Work task:
Restate all of the entries exactly. Any picture in them should be skipped.

Records supplied:
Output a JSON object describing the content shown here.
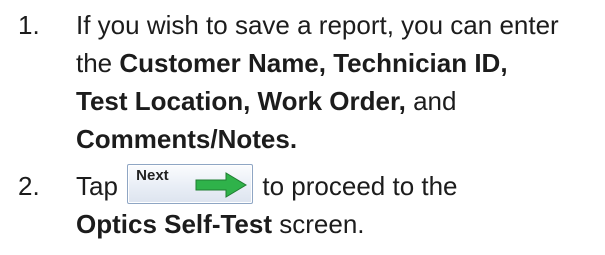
{
  "steps": [
    {
      "number": "1.",
      "lines": [
        {
          "t1": "If you wish to save a report, you can enter"
        },
        {
          "t1": "the ",
          "b1": "Customer Name, Technician ID,"
        },
        {
          "b1": "Test Location, Work Order,",
          "t2": " and"
        },
        {
          "b1": "Comments/Notes."
        }
      ]
    },
    {
      "number": "2.",
      "tap_text": "Tap ",
      "button": {
        "label": "Next",
        "icon": "green-right-arrow-icon",
        "arrow_color": "#2fb24a"
      },
      "after_button_text": " to proceed to the",
      "line2": {
        "b1": "Optics Self-Test",
        "t2": " screen."
      }
    }
  ]
}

Exercise solution:
Output a JSON object describing the content shown here.
{
  "steps": [
    {
      "number": "1.",
      "lines": [
        {
          "t1": "If you wish to save a report, you can enter"
        },
        {
          "t1": "the ",
          "b1": "Customer Name, Technician ID,"
        },
        {
          "b1": "Test Location, Work Order,",
          "t2": " and"
        },
        {
          "b1": "Comments/Notes."
        }
      ]
    },
    {
      "number": "2.",
      "tap_text": "Tap ",
      "button": {
        "label": "Next",
        "icon": "green-right-arrow-icon",
        "arrow_color": "#2fb24a"
      },
      "after_button_text": " to proceed to the",
      "line2": {
        "b1": "Optics Self-Test",
        "t2": " screen."
      }
    }
  ]
}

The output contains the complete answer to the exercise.